BL: Despair strikes me as eminently reasonable and boring. I have no patience for artists whose primary function is to articulate their art’s impossibility, who in a sense commodify melancholy—just as I have no interest in artists who are purely affirmative, who’ve made a commercialized fetish of the culture’s stupidity. Balloon dogs, etc. I think that sexual pleasure and the weird color of the sky after a storm or the stream of tail lights across the bridge or the way silence can thin or thicken before music starts—all these things have to be harnessed by the political. The libidinal has to be harnessed by the political.
BLVR: What would you view as literature that despairs?
BL: Well, I think the anti-intellectualism of a lot of contemporary fiction is a kind of despairing of literature’s ability to be anything more than perfectly bound blog posts or transcribed sitcoms.
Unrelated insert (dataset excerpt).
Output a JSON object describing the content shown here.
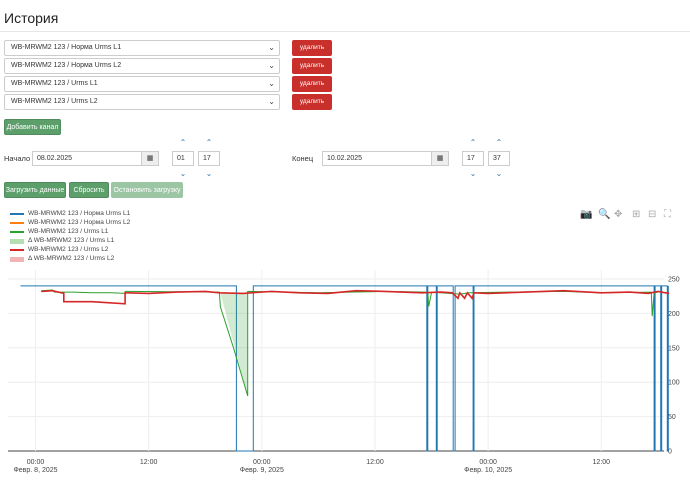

But that goes without saying. Anyway I read more contemporary poetry than contemporary fiction so my mind goes first to a kind of crass “conceptualism” that repeats vanguard gestures of the past minus the politics and historical context. That kind of art despairs both of the poem—the big claim for such writing is that you don’t even have to read the words—and it despairs even of the critical force of that despairing, since it’s only point seems to be that everything is exhausted. Why produce more examples of exhaustion? But I’m also talking about a tendency in my own work—I don’t want to write poems that are just really clear about how I’m aware of all the traps involved in writing poetry; I don’t want to write fiction that’s about the irresponsibility of writing fiction and I’ve thrown out a lot of writing that I think was ultimately tainted by that kind of self-awareness. Writing by Maggie Nelson and Dana Ward and Ariana Reines and Simone White has proved to be a strong countermeasure to that kind of despair for me lately.
BLVR: I sensed the presence in 10:04 of a kind of alien yet familiar “other.” I’m thinking of the multiple mentions of octopus, “an animal that decorates its lair,” in the beginning of the book—when also the narrator, watching traffic from the High Line, intuits “an alien intelligence”—and, later, when he’s in Marfa and there’s talk of “the Marfa Lights” which “people have ascribed to ghosts, UFOS, or ignis fatuus.” The narrator says, “I saw no spheres, but I loved the idea of them—the idea that our worldly light could be reflected back to us and mistaken as supernatural.” Does this feeling of the supernatural relate to the idea of “a world to come” to you?
BL: Yes, absolutely, but the other is the collective. He’s having a kind of Feuerbach moment there—admiring the lights as a fiction, the way Feuerbach reinterpreted God as a projection of the essence of our species. So the other is alien in the sense that it’s the form of our collective alienation. It’s the transpersonal mistaken for the supernatural but the transpersonal is more awe-inspiring, more exciting than the thing we confuse it for. When the narrator feels like an octopus, when he says his limbs are starting to multiply, he means he has inklings of orders of perception beyond his individual body. The personal starts to dissolve, get emptied out. You’re right to link it to the epigraph because it’s a way of saying: there’s a sense in which community is already here. It’s already here in the Marfa lights and the circuits of global capital (that moves a baby octopus from Portuguese waters to a Chelsea restaurant) and even if those are deeply perverted forms of interconnectedness they nevertheless have a utopian glimmer.